Meru County has witnessed a surge in agroforestry practices that combine tree planting with crop farming. This approach not only enhances resilience to changing rainfall patterns but also boosts soil fertility and provides farmers with alternative sources of income.
Similarly, tea farmers in Nandi County have embraced conservation tillage methods like no-till or reduced-till farming, which reduce soil disturbance, improve water filtration, and mitigate soil erosion.
Kenya is also exploring other sustainable agricultural products, such as palm oil, derived from the fruit of palm oil trees primarily cultivated in tropical regions. Indonesia, one of the world’s largest palm oil producers, has offered to assist Kenya in scaling up palm oil production. This collaboration aims to benefit selected counties, including Lamu, Kwale, Tana River, Taita Taveta, Homa Bay, Migori, Kisumu, and Busia.
However, the palm oil industry, while lucrative, has raised social and environmental concerns in other regions, particularly in Indonesia. The rapid expansion of palm oil plantations has led to large-scale deforestation, posing a significant threat to biodiversity and carbon sequestration.
Indigenous and local communities have faced displacement as their ancestral lands are converted into monoculture plantations, disrupting traditional livelihoods and cultural ties.
Efforts to promote sustainable palm oil production practices, such as certification programs like the Roundtable on Sustainable Palm Oil, have gained traction in recent years as awareness of these issues has grown.
Innovative approaches like hydrophonic agriculture are emerging as essential solutions in the battle against climate change’s profound impact on food systems.

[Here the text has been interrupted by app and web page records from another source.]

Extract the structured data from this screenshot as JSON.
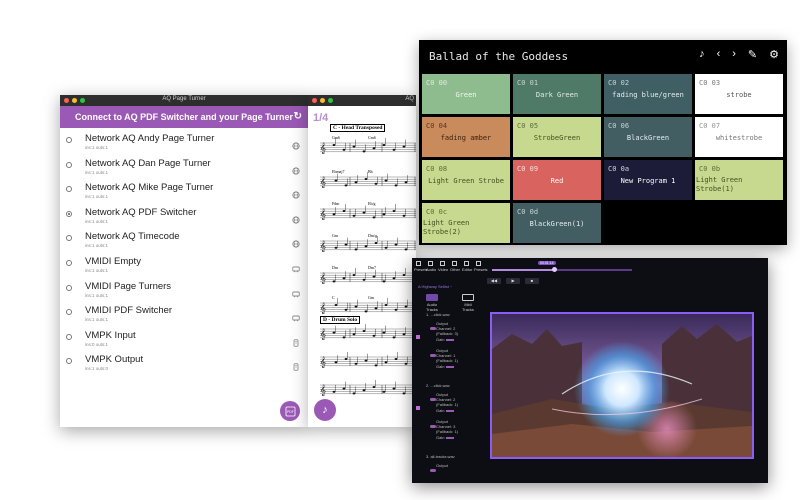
{
  "page_turner": {
    "window_title": "AQ Page Turner",
    "header": "Connect to AQ PDF Switcher and your Page Turner",
    "items": [
      {
        "name": "Network AQ Andy Page Turner",
        "ports": "ins:1 outs:1",
        "selected": false,
        "icon": "globe-icon"
      },
      {
        "name": "Network AQ Dan Page Turner",
        "ports": "ins:1 outs:1",
        "selected": false,
        "icon": "globe-icon"
      },
      {
        "name": "Network AQ Mike Page Turner",
        "ports": "ins:1 outs:1",
        "selected": false,
        "icon": "globe-icon"
      },
      {
        "name": "Network AQ PDF Switcher",
        "ports": "ins:1 outs:1",
        "selected": true,
        "icon": "globe-icon"
      },
      {
        "name": "Network AQ Timecode",
        "ports": "ins:1 outs:1",
        "selected": false,
        "icon": "globe-icon"
      },
      {
        "name": "VMIDI Empty",
        "ports": "ins:1 outs:1",
        "selected": false,
        "icon": "cable-icon"
      },
      {
        "name": "VMIDI Page Turners",
        "ports": "ins:1 outs:1",
        "selected": false,
        "icon": "cable-icon"
      },
      {
        "name": "VMIDI PDF Switcher",
        "ports": "ins:1 outs:1",
        "selected": false,
        "icon": "cable-icon"
      },
      {
        "name": "VMPK Input",
        "ports": "ins:0 outs:1",
        "selected": false,
        "icon": "device-icon"
      },
      {
        "name": "VMPK Output",
        "ports": "ins:1 outs:0",
        "selected": false,
        "icon": "device-icon"
      }
    ],
    "pdf_button": "PDF"
  },
  "sheet_music": {
    "window_title": "AQ",
    "page_indicator": "1/4",
    "section_c": "C - Head Transposed",
    "section_d": "D - Drum Solo",
    "chords": [
      "Gm6",
      "Cm6",
      "Ebmaj7",
      "Bb",
      "F#m",
      "Eb/g",
      "Gm",
      "Dm/g",
      "Dm",
      "Dm7",
      "C",
      "Gm"
    ]
  },
  "ballad": {
    "title": "Ballad of the Goddess",
    "icons": [
      "music-note-icon",
      "chevron-left-icon",
      "chevron-right-icon",
      "pencil-icon",
      "gear-icon"
    ],
    "cells": [
      {
        "num": "C0 00",
        "label": "Green",
        "bg": "#8fbc8f",
        "fg": "#f0f8f0"
      },
      {
        "num": "C0 01",
        "label": "Dark Green",
        "bg": "#4f7a68",
        "fg": "#e0ece6"
      },
      {
        "num": "C0 02",
        "label": "fading blue/green",
        "bg": "#3f5f64",
        "fg": "#e6eef0"
      },
      {
        "num": "C0 03",
        "label": "strobe",
        "bg": "#ffffff",
        "fg": "#555555"
      },
      {
        "num": "C0 04",
        "label": "fading amber",
        "bg": "#c98a5c",
        "fg": "#3a2210"
      },
      {
        "num": "C0 05",
        "label": "StrobeGreen",
        "bg": "#c6d98f",
        "fg": "#445022"
      },
      {
        "num": "C0 06",
        "label": "BlackGreen",
        "bg": "#425e62",
        "fg": "#e6eef0"
      },
      {
        "num": "C0 07",
        "label": "whitestrobe",
        "bg": "#ffffff",
        "fg": "#777777"
      },
      {
        "num": "C0 08",
        "label": "Light Green Strobe",
        "bg": "#c6d98f",
        "fg": "#445022"
      },
      {
        "num": "C0 09",
        "label": "Red",
        "bg": "#d9635f",
        "fg": "#ffffff"
      },
      {
        "num": "C0 0a",
        "label": "New Program 1",
        "bg": "#1c1c38",
        "fg": "#ffffff"
      },
      {
        "num": "C0 0b",
        "label": "Light Green Strobe(1)",
        "bg": "#c6d98f",
        "fg": "#445022"
      },
      {
        "num": "C0 0c",
        "label": "Light Green Strobe(2)",
        "bg": "#c6d98f",
        "fg": "#445022"
      },
      {
        "num": "C0 0d",
        "label": "BlackGreen(1)",
        "bg": "#425e62",
        "fg": "#e6eef0"
      }
    ]
  },
  "video_app": {
    "toolbar": [
      "Presets",
      "Audio",
      "Video",
      "Other",
      "Editor",
      "Presets"
    ],
    "time_label": "00:01:14",
    "transport": [
      "◀◀",
      "▶",
      "■"
    ],
    "setlist": "A Highway Setlist ~",
    "tabs": [
      "Audio Tracks",
      "Midi Tracks"
    ],
    "tracks": [
      {
        "file": "1. ...click.wav",
        "outputs": [
          {
            "label": "Output",
            "channel": "Channel: 2",
            "fallback": "(Fallback: 3)"
          },
          {
            "label": "Output",
            "channel": "Channel: 1",
            "fallback": "(Fallback: 1)"
          }
        ]
      },
      {
        "file": "2. ...click.wav",
        "outputs": [
          {
            "label": "Output",
            "channel": "Channel: 2",
            "fallback": "(Fallback: 1)"
          },
          {
            "label": "Output",
            "channel": "Channel: 3",
            "fallback": "(Fallback: 1)"
          }
        ]
      },
      {
        "file": "3. all-tracks.wav",
        "outputs": [
          {
            "label": "Output",
            "channel": "",
            "fallback": ""
          }
        ]
      }
    ],
    "gain_label": "Gain",
    "accent": "#8b5cf6"
  }
}
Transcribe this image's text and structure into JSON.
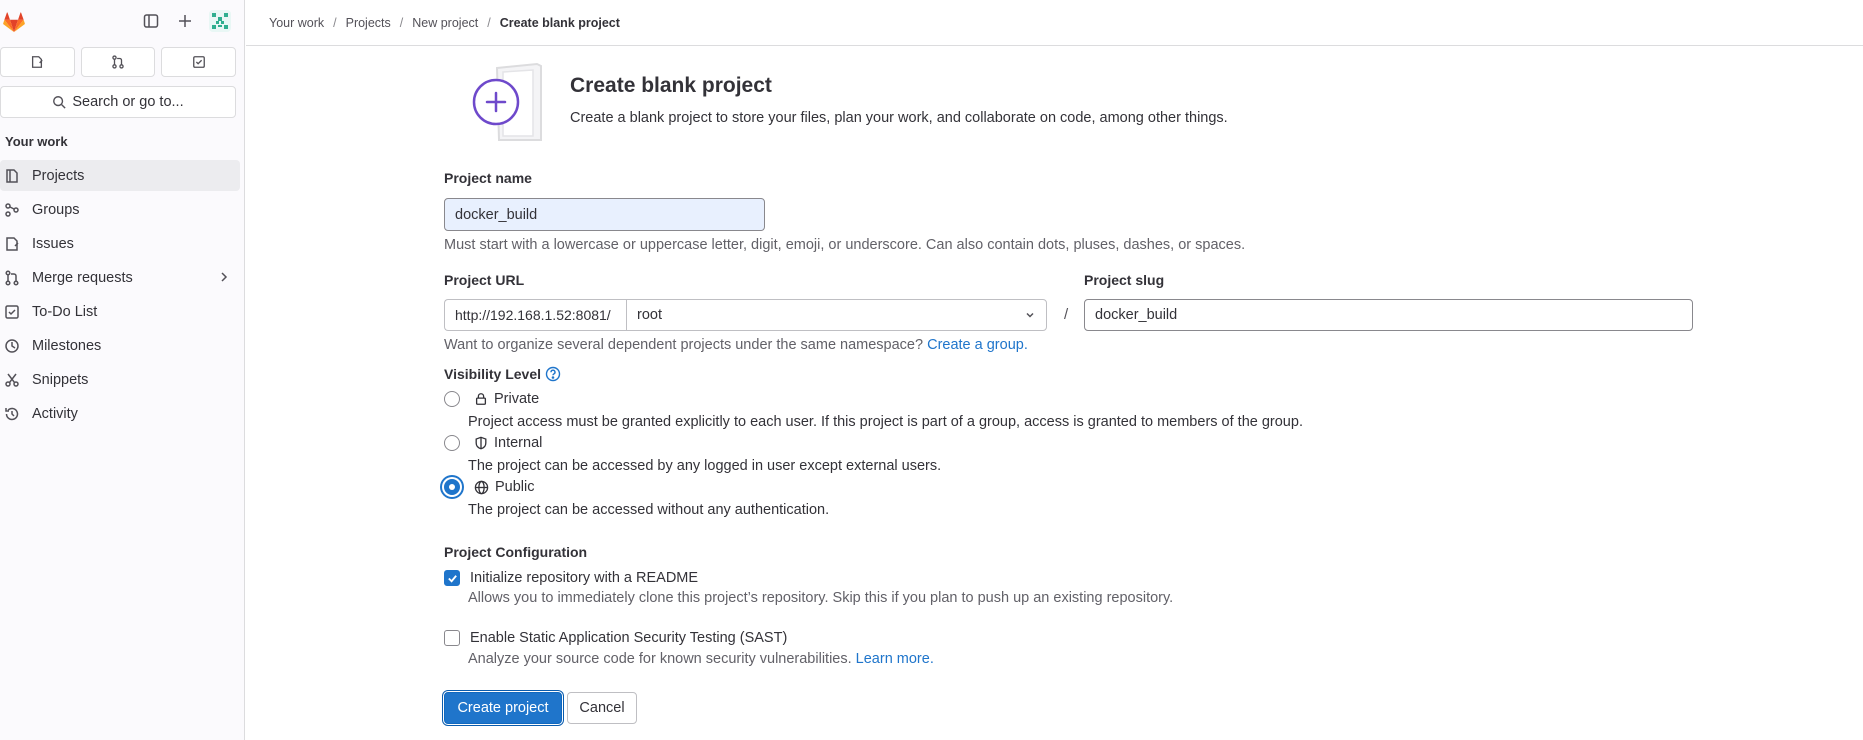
{
  "breadcrumbs": [
    "Your work",
    "Projects",
    "New project",
    "Create blank project"
  ],
  "sidebar": {
    "search_label": "Search or go to...",
    "section_title": "Your work",
    "items": [
      {
        "label": "Projects",
        "icon": "project-icon"
      },
      {
        "label": "Groups",
        "icon": "group-icon"
      },
      {
        "label": "Issues",
        "icon": "issues-icon"
      },
      {
        "label": "Merge requests",
        "icon": "merge-request-icon"
      },
      {
        "label": "To-Do List",
        "icon": "todo-icon"
      },
      {
        "label": "Milestones",
        "icon": "milestone-icon"
      },
      {
        "label": "Snippets",
        "icon": "snippet-icon"
      },
      {
        "label": "Activity",
        "icon": "history-icon"
      }
    ]
  },
  "page": {
    "title": "Create blank project",
    "description": "Create a blank project to store your files, plan your work, and collaborate on code, among other things."
  },
  "form": {
    "project_name_label": "Project name",
    "project_name_value": "docker_build",
    "project_name_help": "Must start with a lowercase or uppercase letter, digit, emoji, or underscore. Can also contain dots, pluses, dashes, or spaces.",
    "project_url_label": "Project URL",
    "url_prefix": "http://192.168.1.52:8081/",
    "namespace_value": "root",
    "slug_separator": "/",
    "project_slug_label": "Project slug",
    "project_slug_value": "docker_build",
    "group_help": "Want to organize several dependent projects under the same namespace?",
    "group_link": "Create a group.",
    "visibility_label": "Visibility Level",
    "visibility": [
      {
        "label": "Private",
        "desc": "Project access must be granted explicitly to each user. If this project is part of a group, access is granted to members of the group.",
        "icon": "lock-icon",
        "checked": false
      },
      {
        "label": "Internal",
        "desc": "The project can be accessed by any logged in user except external users.",
        "icon": "shield-icon",
        "checked": false
      },
      {
        "label": "Public",
        "desc": "The project can be accessed without any authentication.",
        "icon": "earth-icon",
        "checked": true
      }
    ],
    "config_label": "Project Configuration",
    "readme_label": "Initialize repository with a README",
    "readme_desc": "Allows you to immediately clone this project’s repository. Skip this if you plan to push up an existing repository.",
    "readme_checked": true,
    "sast_label": "Enable Static Application Security Testing (SAST)",
    "sast_desc": "Analyze your source code for known security vulnerabilities.",
    "sast_link": "Learn more.",
    "sast_checked": false,
    "create_button": "Create project",
    "cancel_button": "Cancel"
  },
  "colors": {
    "primary": "#1f75cb",
    "sidebar_bg": "#fbfafd",
    "active_item_bg": "#ececef",
    "illustration_purple": "#6e49cb"
  }
}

These methods offer increased resilience for agriculture while charting a sustainable path forward in the face of climate uncertainty.
As Kenya pioneers these approaches, it sets an example for the world in adapting to a changing climate while ensuring food security and environmental stewardship.